This is my response to JenIG question about youth group.
Our church youth group is having a sleepover / lock in tonight. Can we go? Kristin asked me last Friday night.
"Absolutely!" I replied.
"Yeah, the Braun youth group is having a lock in. Everybody go to bed!" Jason shouted.
That conversation just took place in our home! We don't participate in youth group. Our family is our youth group.
When our children were young, they stayed with us during the church service. When someone asked my husband "why?" he stated,
"I'm not keeping them out of the sanctuary for the first 18 years and then praying for the next 18 that they come back in. I'm letting them participate from the beginning."
That has been our attitude all along. Children do not need a special place to go unique to themselves on Sunday or any other day. And as our children have gotten older that included youth group. Our decsion did not just factor in what the youth group might do to our children but what our children might do to youth group (my children are not perfect!), or the youth pastor's attitudes towards us. We also examined the purpose of youth groups and the effect on our children.
Youth group mixes two distinct efforts. Evangelism and discipleship. They are two totally different ideas. Evangelism assumes that the children are in need of a Savior. Discipleship involves teaching one who already recognizes their need for a Savior and desires to grow in their faith. To mix them together creates a dilemma for the pastor and the youth group. Who is saved and who is not? How do you teach them? Wrong assumptions (especially among the youth) creates friendships that are hazardous. Bad company corrupts good morals. (1 Cor 15:33) Also, he who walks with the wise becomes wiser still but the companion of fools suffers harm. (Proverbs 13:20)
Youth group creates a dilemma for the father. As my children have discovered from the conversation above, God designed the family as the unit to for the foundation for society and that includes the church. I have seen many youth tire of family life and desire to be with their friends. The heart of the child should be to do the will of their father. Most youth groups do not encourage that type of thinking. The father is usually not even involved in the process. Unfortuantely, most churches don't exhort the father to lead so they have to "fill the gap" with youth group and youth pastor. This becomes a vicious cycle for the heart of the child. A youth group designed to "help" actually becomes a hinderance to biblical restoration in the family.
There is no such thing in the bible as the teen years. Scripture says, "When I was a child I spoke as a child but when I begame a man I put childish things away." (1 Cor 13:11) Scripturally, we move from child to adulthood. There was no pergatory called the teen years to "find yourself". Our culture has created this period and the church has bought right into it. Interestingly, I was speaking with my Muslim neighbor (he's from Lebanon) and in their culture the youth are looked at far differently than they are here. The youth are considered men and workers to contribute to the family's well being. He was amazed at how coddled the teens are here for no apparent reason.
Youth group is self-focused. People tell me they go on missions trips and do outreaches but those are occassional trips. The weekly meeting is centered around the youth. Their "unique" needs make it necessary to separate them from the general congregation to address them specifically. But what is so unique about the teenage years that is any more unique than any other time in life? (Now a momma with 6 children at 40 that's unique! Maybe I need my own group too!) And the idea of youth group is to make it "fun" so they will want to come back.

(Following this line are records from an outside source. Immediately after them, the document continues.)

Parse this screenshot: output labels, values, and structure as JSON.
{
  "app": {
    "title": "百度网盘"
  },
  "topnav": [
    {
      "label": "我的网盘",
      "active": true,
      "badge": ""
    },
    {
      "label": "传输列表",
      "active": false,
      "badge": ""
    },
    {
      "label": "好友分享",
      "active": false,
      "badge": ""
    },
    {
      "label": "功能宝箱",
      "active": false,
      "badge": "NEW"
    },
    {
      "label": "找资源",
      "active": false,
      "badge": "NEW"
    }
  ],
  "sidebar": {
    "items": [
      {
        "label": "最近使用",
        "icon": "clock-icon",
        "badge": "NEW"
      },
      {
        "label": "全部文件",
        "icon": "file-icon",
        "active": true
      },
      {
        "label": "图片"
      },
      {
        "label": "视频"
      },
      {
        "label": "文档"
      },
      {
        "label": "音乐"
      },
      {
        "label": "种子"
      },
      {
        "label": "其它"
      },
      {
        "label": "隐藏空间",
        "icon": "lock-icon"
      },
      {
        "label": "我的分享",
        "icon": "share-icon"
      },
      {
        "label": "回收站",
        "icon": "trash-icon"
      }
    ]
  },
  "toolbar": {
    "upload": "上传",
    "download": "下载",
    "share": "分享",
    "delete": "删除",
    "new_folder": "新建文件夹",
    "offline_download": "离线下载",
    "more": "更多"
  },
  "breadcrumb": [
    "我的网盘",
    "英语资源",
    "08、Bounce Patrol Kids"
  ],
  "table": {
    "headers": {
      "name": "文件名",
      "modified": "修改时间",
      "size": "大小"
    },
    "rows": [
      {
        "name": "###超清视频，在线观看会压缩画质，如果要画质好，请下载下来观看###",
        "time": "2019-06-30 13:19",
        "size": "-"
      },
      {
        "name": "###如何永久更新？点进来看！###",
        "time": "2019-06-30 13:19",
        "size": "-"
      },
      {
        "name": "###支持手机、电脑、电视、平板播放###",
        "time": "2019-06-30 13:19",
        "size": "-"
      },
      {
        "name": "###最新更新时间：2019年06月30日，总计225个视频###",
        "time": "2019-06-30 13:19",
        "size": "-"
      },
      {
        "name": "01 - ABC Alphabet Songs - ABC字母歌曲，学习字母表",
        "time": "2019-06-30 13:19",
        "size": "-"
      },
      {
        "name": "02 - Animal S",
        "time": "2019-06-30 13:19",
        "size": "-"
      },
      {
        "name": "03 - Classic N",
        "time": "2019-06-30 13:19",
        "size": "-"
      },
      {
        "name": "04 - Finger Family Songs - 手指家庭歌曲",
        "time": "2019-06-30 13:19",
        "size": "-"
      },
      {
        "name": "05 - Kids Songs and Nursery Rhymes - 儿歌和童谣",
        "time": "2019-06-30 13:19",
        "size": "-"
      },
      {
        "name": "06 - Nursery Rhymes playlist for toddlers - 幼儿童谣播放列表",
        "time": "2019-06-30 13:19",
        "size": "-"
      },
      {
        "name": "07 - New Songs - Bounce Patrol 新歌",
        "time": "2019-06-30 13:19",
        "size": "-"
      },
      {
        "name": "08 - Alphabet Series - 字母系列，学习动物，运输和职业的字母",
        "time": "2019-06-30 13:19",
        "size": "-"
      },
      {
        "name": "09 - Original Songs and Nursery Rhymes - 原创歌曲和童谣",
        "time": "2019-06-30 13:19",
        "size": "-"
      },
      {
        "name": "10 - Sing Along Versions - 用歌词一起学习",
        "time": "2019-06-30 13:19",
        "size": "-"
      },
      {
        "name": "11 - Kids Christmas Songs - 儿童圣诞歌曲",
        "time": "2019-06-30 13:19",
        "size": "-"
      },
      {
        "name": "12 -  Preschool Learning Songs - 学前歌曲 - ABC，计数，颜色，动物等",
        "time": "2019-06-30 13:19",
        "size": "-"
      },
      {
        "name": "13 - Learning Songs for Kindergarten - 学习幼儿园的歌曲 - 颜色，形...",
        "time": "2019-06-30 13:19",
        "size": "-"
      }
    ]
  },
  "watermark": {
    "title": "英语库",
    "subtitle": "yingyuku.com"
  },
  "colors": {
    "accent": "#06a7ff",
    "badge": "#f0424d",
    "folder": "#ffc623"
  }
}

Girls were made to blush. Most youth groups mix the guys and gals together. This should not be. Our culture actively breaks down the barrier between men and women. And most marriages today are suffering the effects of this. Relationships should be fostered between our young people in an environment of guidance from mom and dad. But youth group removes that requirement and the youth are free to form friendships and beyond without parental guidance and protection.
Brother and sister relationships are hindered. And along those same lines, brother/sister relationships are also worn down. One wise mother told me that be careful what you let the older ones participate in because the younger are watching and imitating. If the older have "fun" activities designed just for them, the younger will want their own. And soon life becomes a rush to the next activity with no time for the building family relationships.
Evangelism and ministry is happening. My family does ministry and outreach. The assumption made by many when we tell them we don't participate in youth is that my children are being "sheltered" from life. Nothing could be further from the truth. I don't need to go into all the ways in which this happening but we are called to be a witness where we are. That is the attitude my children have adopted as well. The church is designed to train the believer to do the work of the ministry. Not the ministry that does all the work for the believer. (See Ephesians 4)
That's in a nutshell our thinking toward youth groups. It is not based on fear of what the youth group might do to my children.
Sally Carkston said in a conference I attended, "In the absence of biblical conviction you will go the way of culture."
It is incumbent upon every mom and dad to study the scripture and decide for themselves the reasoning for any activity they allow their children to participate in including youth group.